My favorite comment from a fellow reader was that those who consider themselves Christians should avoid this book, because it's too offensive. Guess I'm not a Christian?

The last one for today is The Red Tent, historical fiction about Dinah from the Old Testament. In essence, the author took a few lines from the Bible and turned it into a 300+ page book; kudos, Ms. Diamant. Dinah was the daughter of Jacob (who had like a jillion sons) and Leah (who supplied a bunch of those sons). The point of the book is to explore what life may have been like for women in the Old Testament, how women passed down their legacies from mother to daughter, and what Dinah's life was like.

I thought it was a lovely read. I'll definitely remember Jacob's family better in the future, and that Simeon and Levi were total scummy jerks. I know that there were liberties taken with the text, obviously, but I enjoyed the fact that women were actually important and in the foreground of the story. I wish more of the Bible were like that. And heck, all of the scriptures.

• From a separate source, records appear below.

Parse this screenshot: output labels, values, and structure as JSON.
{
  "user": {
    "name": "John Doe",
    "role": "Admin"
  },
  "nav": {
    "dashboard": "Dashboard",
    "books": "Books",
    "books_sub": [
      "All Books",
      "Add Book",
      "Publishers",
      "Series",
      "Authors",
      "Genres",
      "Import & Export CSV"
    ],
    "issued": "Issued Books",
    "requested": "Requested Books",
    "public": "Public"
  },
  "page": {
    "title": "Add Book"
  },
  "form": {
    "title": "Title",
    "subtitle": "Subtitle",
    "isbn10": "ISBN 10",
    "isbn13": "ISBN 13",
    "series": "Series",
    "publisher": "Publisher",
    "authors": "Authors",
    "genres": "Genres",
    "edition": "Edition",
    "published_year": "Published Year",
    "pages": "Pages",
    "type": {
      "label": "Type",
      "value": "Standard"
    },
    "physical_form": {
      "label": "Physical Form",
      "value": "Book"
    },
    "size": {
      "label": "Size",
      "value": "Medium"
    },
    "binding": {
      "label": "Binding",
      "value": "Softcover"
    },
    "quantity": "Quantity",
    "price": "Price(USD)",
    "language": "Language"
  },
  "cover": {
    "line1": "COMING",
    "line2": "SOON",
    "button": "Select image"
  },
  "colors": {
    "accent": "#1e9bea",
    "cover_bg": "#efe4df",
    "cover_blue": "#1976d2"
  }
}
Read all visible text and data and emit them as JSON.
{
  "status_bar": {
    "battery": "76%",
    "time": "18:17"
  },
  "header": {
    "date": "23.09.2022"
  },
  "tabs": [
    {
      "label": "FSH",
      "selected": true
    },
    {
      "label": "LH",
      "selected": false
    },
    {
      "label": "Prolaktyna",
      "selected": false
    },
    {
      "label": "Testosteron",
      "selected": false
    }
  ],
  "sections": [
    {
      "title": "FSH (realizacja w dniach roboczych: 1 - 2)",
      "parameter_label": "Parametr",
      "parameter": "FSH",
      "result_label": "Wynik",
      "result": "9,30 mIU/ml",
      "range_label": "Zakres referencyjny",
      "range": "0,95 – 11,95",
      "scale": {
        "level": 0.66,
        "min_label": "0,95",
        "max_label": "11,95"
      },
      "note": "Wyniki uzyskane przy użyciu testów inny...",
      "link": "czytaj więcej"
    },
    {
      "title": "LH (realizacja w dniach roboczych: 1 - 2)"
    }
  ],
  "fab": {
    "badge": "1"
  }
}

Anywho, this book naturally drew lots of Judeo-Christian readers, and their complaints were... really weird. First, someone said she would have been able to enjoy the book more if it had been Biblical fiction instead of non-fiction. Uh... did she miss the part where, on the cover of the book, it says A NOVEL? And I'm pretty sure the back of the book says it's historical fiction. And a section on the inside. So... lady, that one is all on you.

Other people whined that the book was chick lit thinly veiled as historical fiction. Okay. No. No no no. Chick lit is fluffy. Light-hearted. It's like eating sugary whipped cream. It goes down all right but after you eat it, you realized you didn't really eat anything at all. Sure, chick lit and women's literature both have women in them. But women's literature has substance. You usually leave it feeling like you learned something. If someone says that a historical fiction novel depicting the trials and triumphs of women during a very dangerous time is chick lit, they need to go back into their cave and spend some time thinking.

Okay. The bestworst comments were about the fact that the book depicted Jacob as a real man, and not a mystical demigod. People were so offended at the idea that Jacob probably had a... are you ready for me to say this?... SEX DRIVE. (How do you guys think he ended up with so many sons?) There's a scene in the book before Jacob gets married where a character (I don't remember which) sees Jacob masturbate in the woods from a distance. It's not graphic, and it's euphemistic, but the readers get what's going on. Some of the comments were like, "HOW DARE YOU SUGGEST THAT A PROPHET OF GOD WOULD DO THE YOU-KNOW-WHAT-BAD-THING?" And I'm like, "So, you're offended at the suggestion of that, but not at the reality of the forced circumcisions and consequent murders? Okay." They also hated the idea that Jacob might ever get angry, or frustrated, or sad, or have any feelings in general.

Of course, people were also offended that there were PG-13 sex scenes where the characters were excited to have sex because they wanted to get it on, not because they were hoping for another awesome sturdy son. They didn't like that Leah was a strong woman who liked sex! They didn't like that the patriarchal system was portrayed in a negative light! They didn't like that the women celebrated their menstrual cycles together instead of shutting up and dealing with it! They didn't like that Joseph was GAY (I am still scratching my head over that comment; I have no idea how they jumped to that conclusion). What I learned from these comments was that if you depict the Old Testament as anything but dry and boring with perfect prophets, you are crossing unseen, holy lines.

1 comment:

Meg N. said...

I love your thoughts. It bothers me too that people get offended or upset over the discussion of real issues that affect real people. They act as if we should sweep everything remotely negative under the rug and ignore it. This doesn't make the problems go away.